PepsiCo has just joined the Alliance. This is further proof of the importance of both this disruptive technology and the need to work together to move ahead quickly.

A New Plastics Economy

Nestlé is part of the New Plastics Economy, an initiative led by the Ellen MacArthur Foundation that brings together companies, cities, philanthropists, policymakers, academics, students, NGOs, and citizens to rethink the future of plastics, starting with packaging.

But existing waste management systems are plateauing in their ability to increase post-consumer collection of PET bottles. They also cannot guarantee a viable supply of high-quality r-PET.

Collection and recycling systems currently vary dramatically from city-to-city, country-to-country. We believe that only solutions that embrace the entire plastics value chain can make a real difference.

So, like many other companies in the bottled water industry we’re piloting schemes to improve plastic collection, and sharing what we find to assess their scale-up and replicability: from technical interventions like reverse vending machines, to building an extended producer responsibility system.

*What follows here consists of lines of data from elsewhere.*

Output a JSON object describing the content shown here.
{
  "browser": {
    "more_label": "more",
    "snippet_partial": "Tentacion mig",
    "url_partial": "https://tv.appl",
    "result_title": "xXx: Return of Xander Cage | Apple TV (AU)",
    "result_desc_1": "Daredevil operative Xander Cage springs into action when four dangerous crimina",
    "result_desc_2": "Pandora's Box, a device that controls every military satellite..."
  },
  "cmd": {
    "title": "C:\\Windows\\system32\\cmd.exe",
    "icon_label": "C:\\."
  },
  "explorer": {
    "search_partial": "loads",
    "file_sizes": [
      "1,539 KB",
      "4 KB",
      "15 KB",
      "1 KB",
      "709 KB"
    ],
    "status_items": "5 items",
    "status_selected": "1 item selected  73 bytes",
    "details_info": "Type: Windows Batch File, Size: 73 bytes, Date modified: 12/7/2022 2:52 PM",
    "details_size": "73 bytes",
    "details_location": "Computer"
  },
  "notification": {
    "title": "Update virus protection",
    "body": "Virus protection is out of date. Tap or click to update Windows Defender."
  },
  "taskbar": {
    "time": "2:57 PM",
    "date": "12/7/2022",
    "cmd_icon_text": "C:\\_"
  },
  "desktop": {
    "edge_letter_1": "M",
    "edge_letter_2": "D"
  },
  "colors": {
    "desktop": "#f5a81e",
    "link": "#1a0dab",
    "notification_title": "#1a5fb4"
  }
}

In the US, Nestlé Waters has invested USD 6m in the Closed Loop Fund, a pooled financing initiative among business, government and community partners to establish innovative business models around collection and recycling.

An even more radical approach is needed in South America, Africa and Asia, where the recycling infrastructure is limited. Much of the system is informal and can be hazardous, working on potentially toxic rubbish dumps.

bunch of water bottles in hands

Developing a viable business model around plastic collection is a key part of that circular economy. This is where industry can play a leading role, by working with policy makers and expert organizations to be part of the solution and create a system in which bottles are collected before they end up in landfill.

Nevertheless, even if we crack the conundrum of Bio-PET, or we manage to catalyze a shift to circular infrastructure, one missing link still remains: the consumer.

Educating and informing the public on what can be recycled and how they can play their part is the final part of closing the loop on the circular economy. This is why we run campaigns like R-Generation in Italy, Argentina, the UK and Thailand; and How2Recycle in the US.

Is a new life for plastics possible?

Plastic has been a victim of its own success. It’s production and consumption is already affecting each and every one of us, and it will go on affecting generations to come, even if we make radical changes today.

Our research and development teams are working to accelerate sustainable, plastic alternatives. Our sustainability team is helping to co-create recycling and reuse systems that work in each city and country. And our marketing teams are on board to valorize plastics in the eye of the consumer.

Coming together with all the industry players in a genuine spirit of innovation, partnership and urgency is our only option to ensure a sustainable future for us all.